■ WHAT THE TASK ASKS
Give back all of the records exactly.

■ DATA RECORDS
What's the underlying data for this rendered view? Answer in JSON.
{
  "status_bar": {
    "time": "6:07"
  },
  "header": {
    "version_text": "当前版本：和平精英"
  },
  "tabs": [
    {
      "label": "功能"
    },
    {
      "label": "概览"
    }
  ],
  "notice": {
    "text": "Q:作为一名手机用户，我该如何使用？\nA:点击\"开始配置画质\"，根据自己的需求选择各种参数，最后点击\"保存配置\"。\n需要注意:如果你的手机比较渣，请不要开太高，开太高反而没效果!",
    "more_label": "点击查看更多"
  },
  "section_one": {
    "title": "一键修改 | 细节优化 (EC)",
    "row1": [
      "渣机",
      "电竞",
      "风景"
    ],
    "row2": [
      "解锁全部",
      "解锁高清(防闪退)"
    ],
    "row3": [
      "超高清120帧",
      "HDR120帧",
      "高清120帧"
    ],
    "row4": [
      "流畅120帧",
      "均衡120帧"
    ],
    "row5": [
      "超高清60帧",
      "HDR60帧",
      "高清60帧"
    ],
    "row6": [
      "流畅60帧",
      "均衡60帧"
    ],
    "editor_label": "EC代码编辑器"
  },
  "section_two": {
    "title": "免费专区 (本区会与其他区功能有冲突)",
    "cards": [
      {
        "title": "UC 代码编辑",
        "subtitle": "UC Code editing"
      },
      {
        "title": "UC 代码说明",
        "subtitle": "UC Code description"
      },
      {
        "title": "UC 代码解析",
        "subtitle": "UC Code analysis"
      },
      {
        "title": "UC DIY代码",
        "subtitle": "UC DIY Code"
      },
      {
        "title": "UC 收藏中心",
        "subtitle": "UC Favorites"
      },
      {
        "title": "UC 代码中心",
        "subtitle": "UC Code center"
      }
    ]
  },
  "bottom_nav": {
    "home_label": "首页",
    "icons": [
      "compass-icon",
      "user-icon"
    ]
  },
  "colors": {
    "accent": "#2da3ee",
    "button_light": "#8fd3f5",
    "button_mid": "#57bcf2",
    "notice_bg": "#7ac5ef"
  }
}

■ WRITTEN REPLY
What's the underlying data for this rendered view? Answer in JSON.
{
  "status_bar": {
    "time": "6:07"
  },
  "header": {
    "version_text": "当前版本：和平精英"
  },
  "tabs": [
    {
      "label": "功能"
    },
    {
      "label": "概览"
    }
  ],
  "notice": {
    "text": "Q:作为一名手机用户，我该如何使用？\nA:点击\"开始配置画质\"，根据自己的需求选择各种参数，最后点击\"保存配置\"。\n需要注意:如果你的手机比较渣，请不要开太高，开太高反而没效果!",
    "more_label": "点击查看更多"
  },
  "section_one": {
    "title": "一键修改 | 细节优化 (EC)",
    "row1": [
      "渣机",
      "电竞",
      "风景"
    ],
    "row2": [
      "解锁全部",
      "解锁高清(防闪退)"
    ],
    "row3": [
      "超高清120帧",
      "HDR120帧",
      "高清120帧"
    ],
    "row4": [
      "流畅120帧",
      "均衡120帧"
    ],
    "row5": [
      "超高清60帧",
      "HDR60帧",
      "高清60帧"
    ],
    "row6": [
      "流畅60帧",
      "均衡60帧"
    ],
    "editor_label": "EC代码编辑器"
  },
  "section_two": {
    "title": "免费专区 (本区会与其他区功能有冲突)",
    "cards": [
      {
        "title": "UC 代码编辑",
        "subtitle": "UC Code editing"
      },
      {
        "title": "UC 代码说明",
        "subtitle": "UC Code description"
      },
      {
        "title": "UC 代码解析",
        "subtitle": "UC Code analysis"
      },
      {
        "title": "UC DIY代码",
        "subtitle": "UC DIY Code"
      },
      {
        "title": "UC 收藏中心",
        "subtitle": "UC Favorites"
      },
      {
        "title": "UC 代码中心",
        "subtitle": "UC Code center"
      }
    ]
  },
  "bottom_nav": {
    "home_label": "首页",
    "icons": [
      "compass-icon",
      "user-icon"
    ]
  },
  "colors": {
    "accent": "#2da3ee",
    "button_light": "#8fd3f5",
    "button_mid": "#57bcf2",
    "notice_bg": "#7ac5ef"
  }
}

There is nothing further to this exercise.